NEW parents and infants will have greater access to community-based mental health treatment and wellbeing support through a $20 million investment in perinatal healthcare.
Queensland Health will recruit 20 new mental health clinicians across the state who specialise in perinatal and infant mental health to provide timely assessment, support, treatment, and consultation to families during the perinatal period.
The $20 million commitment also includes funding for Perinatal Anxiety & Depression Australia (PANDA) to deliver a free Intensive Care Coordination service for Queensland families, on top of the existing free Helpline service.
This includes ongoing counselling, consultation, and support to access local services for expecting new parents experiencing complex mental health and wellbeing challenges.
CEO of Perinatal Anxiety & Depression Australia (PANDA) Julie Borninkhof said the funding means PANDA can provide more intensive specialised care for more vulnerable families and those experiencing more complex mental health conditions.
“They have greater access to counsellors for a longer period and can work with other health care providers supporting the family,” she said.
“Funding also provides increased support to healthcare providers to improve practice and referral pathways for families.
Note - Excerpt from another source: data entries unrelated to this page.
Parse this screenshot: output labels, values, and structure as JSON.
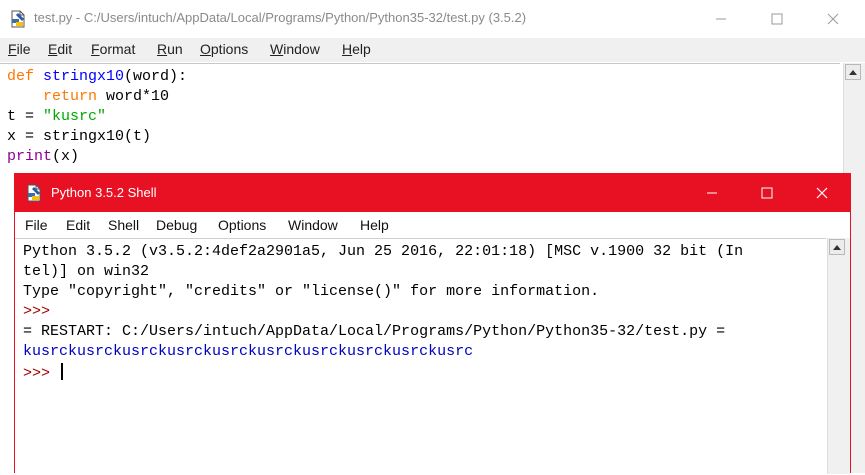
{
  "editor": {
    "title": "test.py - C:/Users/intuch/AppData/Local/Programs/Python/Python35-32/test.py (3.5.2)",
    "menu": [
      {
        "label": "File",
        "u": "F",
        "rest": "ile"
      },
      {
        "label": "Edit",
        "u": "E",
        "rest": "dit"
      },
      {
        "label": "Format",
        "u": "F",
        "rest": "ormat"
      },
      {
        "label": "Run",
        "u": "R",
        "rest": "un"
      },
      {
        "label": "Options",
        "u": "O",
        "rest": "ptions"
      },
      {
        "label": "Window",
        "u": "W",
        "rest": "indow"
      },
      {
        "label": "Help",
        "u": "H",
        "rest": "elp"
      }
    ],
    "code": {
      "l1_kw": "def",
      "l1_fn": "stringx10",
      "l1_rest": "(word):",
      "l2_indent": "    ",
      "l2_kw": "return",
      "l2_rest": " word*10",
      "l3_pre": "t = ",
      "l3_str": "\"kusrc\"",
      "l4": "x = stringx10(t)",
      "l5_bi": "print",
      "l5_rest": "(x)"
    }
  },
  "shell": {
    "title": "Python 3.5.2 Shell",
    "menu": [
      "File",
      "Edit",
      "Shell",
      "Debug",
      "Options",
      "Window",
      "Help"
    ],
    "output": {
      "banner1": "Python 3.5.2 (v3.5.2:4def2a2901a5, Jun 25 2016, 22:01:18) [MSC v.1900 32 bit (In",
      "banner2": "tel)] on win32",
      "banner3": "Type \"copyright\", \"credits\" or \"license()\" for more information.",
      "prompt1": ">>>",
      "restart": "= RESTART: C:/Users/intuch/AppData/Local/Programs/Python/Python35-32/test.py =",
      "result": "kusrckusrckusrckusrckusrckusrckusrckusrckusrckusrc",
      "prompt2": ">>> "
    }
  },
  "colors": {
    "shell_titlebar": "#e81123",
    "keyword": "#ff7700",
    "function": "#0000ff",
    "string": "#00aa00",
    "builtin": "#900090",
    "prompt": "#a00000",
    "stdout": "#0000c0"
  },
  "icons": [
    "idle-python-icon",
    "minimize-icon",
    "maximize-icon",
    "close-icon",
    "scroll-up-arrow-icon"
  ]
}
“Everyone needs help at some point in their lives, and everyone deserves compassion and support.”
Peach Tree Perinatal Wellness will also receive funding across five years to deliver peer-led support groups to women and their families experiencing perinatal mental health problems.
CEO of Peach Tree Viv Kissane OAM said it is important to speak up early when it comes to changes in our mental health.
“Peach Tree provides free, friendly support groups and parenting programs and helps connect parents who are experiencing the same thing,” she said.
“The time during pregnancy, birthing a baby and raising a young child is fraught with changes and experiences which are life changing.
“Introducing a new family member is an incredibly profound event for any family, and it is very common for parents to feel overwhelmed and stressed.
“It is also a time of life where experiences of mental health concerns such as ante or postnatal depression and anxiety, PTSD and other mental health conditions are very common – this is something no parent should feel ashamed of.”
This funding announcement coincides with Perinatal Mental Health Week (12 to 18 November), an awareness campaign to increase community knowledge about mental health during the perinatal period. Research suggests that around 15 to 22 per cent of women experience anxiety and/or depression either during pregnancy or following the birth of their baby, or both.